A career as a reporter and in various economic and rural development roles has taken Bill Menner across the state and to Iowa communities of all sizes. As the executive director of the Iowa Rural Development Council since 2017, he has the opportunity to work with leaders from these communities to help them grow, prosper and plan for the future.
Menner served as the state director of USDA Rural Development in Iowa from 2009 through 2016, charged with carrying out the Administration’s strategy for increasing economic opportunity and improving the quality of life for all rural Americans. He brings a strong working knowledge of federal programs, non-profit and philanthropic partners, and local innovation, having also served as executive director of Poweshiek Iowa Development and is the founder and CEO of The Bill Menner Group, a rural-focused consultancy.
His first career was in public radio, spending 15 years as a reporter in Ohio and Iowa covering government and politics. He has also written three books: one on historic postcards from Grinnell, Iowa, another on the famed Louis Sullivan-designed bank in Grinnell, and one with his wife about the 2020 Iowa Caucuses.
1. What brought you to Iowa?
I’m a “trailing spouse”! My wife got a job teaching at Grinnell College so we moved here from Ohio. We had a two-week old son when we moved. Then another son. And a daughter. And another daughter. Then my wife got tenure. Then three of our kids went to Grinnell College (one went to the University of Iowa!). And we stayed!
2. What are the priorities of the Iowa Rural Development Council? How does it serve communities and businesses?
The Iowa Rural Development Council is focused on supporting rural communities by connecting them to resources, best practices and successful case studies, assisting them in their efforts to build vibrant places, and elevating the opportunities and challenges related to rural. Our organization is a collection of many entities – from federal and state government agencies to utilities and non-profits and for-profits – each with an interest in the future of rural Iowa. We try to bridge those partners with the communities looking to make things happen.
3. What excites you about economic development and innovation in rural Iowa?
What excites me the most is the fact that there is this universe of smart, creative people who choose to live in rural Iowa. They are invested in their communities and want to make things happen right there. They have made that strategic decision on where to locate, so they can focus their energy on their business, their vision and their future … all in small-town Iowa.
Rural communities take many different approaches to supporting entrepreneurs or business owners. The cities themselves can offer financial incentives. Chambers of Commerce can provide technical support. Financial institutions can extend capital. But I think the biggest factor is the willingness or rural residents to support their own. We’ve seen the impact of the pandemic on retail and food service – and frankly it’s up to the people who live in small towns to ensure the future of these businesses.
4. What advice would you give someone considering a move to Iowa?
I would recommend that they do a lot of research into where they want to live.
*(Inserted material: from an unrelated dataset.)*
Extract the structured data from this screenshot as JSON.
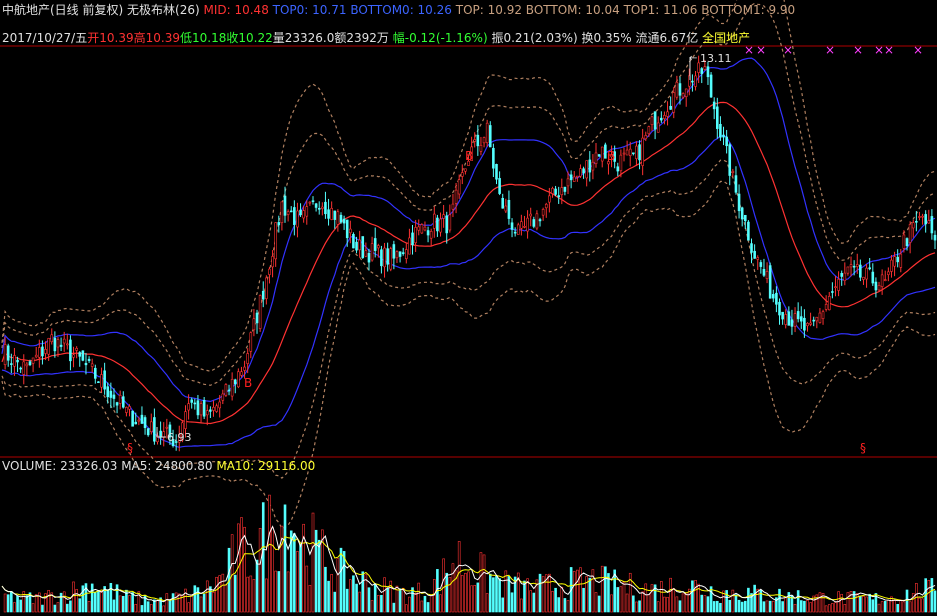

I’ve commuted many, many miles over my career because we wanted to live in Grinnell. Place matters – and someone looking to move to Iowa has lots of options from both a work perspective and a life perspective.
5. Please give us three recommendations of things to do or places to go in Iowa?
Come to downtown Grinnell and visit the Chamber of Commerce office, located in the Merchants National Bank building designed by Louis Sullivan (who was the mentor of Frank Lloyd Wright). It’s one of the great buildings in America.
Stay at the Park Inn in downtown Mason City. It’s Frank Lloyd Wright’s last surviving hotel project and it’s amazing. While you’re in Mason City, visit the Rock Crest/Rock Glen historic district and see a bunch of amazing homes – many designed by Wright’s protégé Walter Burley Griffin.
Drive the loop around the Neal Smith National Wildlife Refuge in Prairie City, see the bison, and visit the educational center. Iowa was once 99% prairie and the refuge provides some perspective on the state and what it looked like not all that long ago!
Published March 2023.